Extracted data entries:

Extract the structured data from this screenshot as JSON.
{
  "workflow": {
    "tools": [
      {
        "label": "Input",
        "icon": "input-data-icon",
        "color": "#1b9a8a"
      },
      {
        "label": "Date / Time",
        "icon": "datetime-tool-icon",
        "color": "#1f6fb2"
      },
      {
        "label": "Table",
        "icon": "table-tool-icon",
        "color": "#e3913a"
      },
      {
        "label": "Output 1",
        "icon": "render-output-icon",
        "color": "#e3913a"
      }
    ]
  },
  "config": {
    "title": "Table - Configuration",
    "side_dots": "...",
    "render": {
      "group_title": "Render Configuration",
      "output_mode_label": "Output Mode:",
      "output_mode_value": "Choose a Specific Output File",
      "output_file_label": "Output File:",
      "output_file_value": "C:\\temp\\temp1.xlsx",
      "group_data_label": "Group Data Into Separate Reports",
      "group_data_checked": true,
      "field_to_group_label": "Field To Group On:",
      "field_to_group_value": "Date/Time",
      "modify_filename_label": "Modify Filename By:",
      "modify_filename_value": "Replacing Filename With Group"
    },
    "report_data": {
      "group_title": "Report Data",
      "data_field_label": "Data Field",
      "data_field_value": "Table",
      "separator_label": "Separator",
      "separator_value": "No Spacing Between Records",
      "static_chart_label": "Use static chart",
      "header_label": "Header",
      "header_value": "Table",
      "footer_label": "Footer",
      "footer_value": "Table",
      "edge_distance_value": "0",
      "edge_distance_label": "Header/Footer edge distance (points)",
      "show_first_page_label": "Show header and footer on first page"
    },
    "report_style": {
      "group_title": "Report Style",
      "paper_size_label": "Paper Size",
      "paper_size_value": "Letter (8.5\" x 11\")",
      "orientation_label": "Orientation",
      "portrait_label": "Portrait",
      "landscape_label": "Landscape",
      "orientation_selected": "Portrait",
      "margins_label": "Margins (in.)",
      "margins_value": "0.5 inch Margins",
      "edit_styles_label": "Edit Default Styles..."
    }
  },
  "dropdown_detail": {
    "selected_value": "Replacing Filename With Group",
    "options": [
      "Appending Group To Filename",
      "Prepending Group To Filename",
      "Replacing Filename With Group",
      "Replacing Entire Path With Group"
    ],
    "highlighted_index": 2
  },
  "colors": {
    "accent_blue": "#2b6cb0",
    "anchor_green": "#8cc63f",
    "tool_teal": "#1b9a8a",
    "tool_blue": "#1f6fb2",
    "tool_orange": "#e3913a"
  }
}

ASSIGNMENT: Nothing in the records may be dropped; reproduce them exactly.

ANSWER TO THE PROBLEM:
Extract the structured data from this screenshot as JSON.
{
  "workflow": {
    "tools": [
      {
        "label": "Input",
        "icon": "input-data-icon",
        "color": "#1b9a8a"
      },
      {
        "label": "Date / Time",
        "icon": "datetime-tool-icon",
        "color": "#1f6fb2"
      },
      {
        "label": "Table",
        "icon": "table-tool-icon",
        "color": "#e3913a"
      },
      {
        "label": "Output 1",
        "icon": "render-output-icon",
        "color": "#e3913a"
      }
    ]
  },
  "config": {
    "title": "Table - Configuration",
    "side_dots": "...",
    "render": {
      "group_title": "Render Configuration",
      "output_mode_label": "Output Mode:",
      "output_mode_value": "Choose a Specific Output File",
      "output_file_label": "Output File:",
      "output_file_value": "C:\\temp\\temp1.xlsx",
      "group_data_label": "Group Data Into Separate Reports",
      "group_data_checked": true,
      "field_to_group_label": "Field To Group On:",
      "field_to_group_value": "Date/Time",
      "modify_filename_label": "Modify Filename By:",
      "modify_filename_value": "Replacing Filename With Group"
    },
    "report_data": {
      "group_title": "Report Data",
      "data_field_label": "Data Field",
      "data_field_value": "Table",
      "separator_label": "Separator",
      "separator_value": "No Spacing Between Records",
      "static_chart_label": "Use static chart",
      "header_label": "Header",
      "header_value": "Table",
      "footer_label": "Footer",
      "footer_value": "Table",
      "edge_distance_value": "0",
      "edge_distance_label": "Header/Footer edge distance (points)",
      "show_first_page_label": "Show header and footer on first page"
    },
    "report_style": {
      "group_title": "Report Style",
      "paper_size_label": "Paper Size",
      "paper_size_value": "Letter (8.5\" x 11\")",
      "orientation_label": "Orientation",
      "portrait_label": "Portrait",
      "landscape_label": "Landscape",
      "orientation_selected": "Portrait",
      "margins_label": "Margins (in.)",
      "margins_value": "0.5 inch Margins",
      "edit_styles_label": "Edit Default Styles..."
    }
  },
  "dropdown_detail": {
    "selected_value": "Replacing Filename With Group",
    "options": [
      "Appending Group To Filename",
      "Prepending Group To Filename",
      "Replacing Filename With Group",
      "Replacing Entire Path With Group"
    ],
    "highlighted_index": 2
  },
  "colors": {
    "accent_blue": "#2b6cb0",
    "anchor_green": "#8cc63f",
    "tool_teal": "#1b9a8a",
    "tool_blue": "#1f6fb2",
    "tool_orange": "#e3913a"
  }
}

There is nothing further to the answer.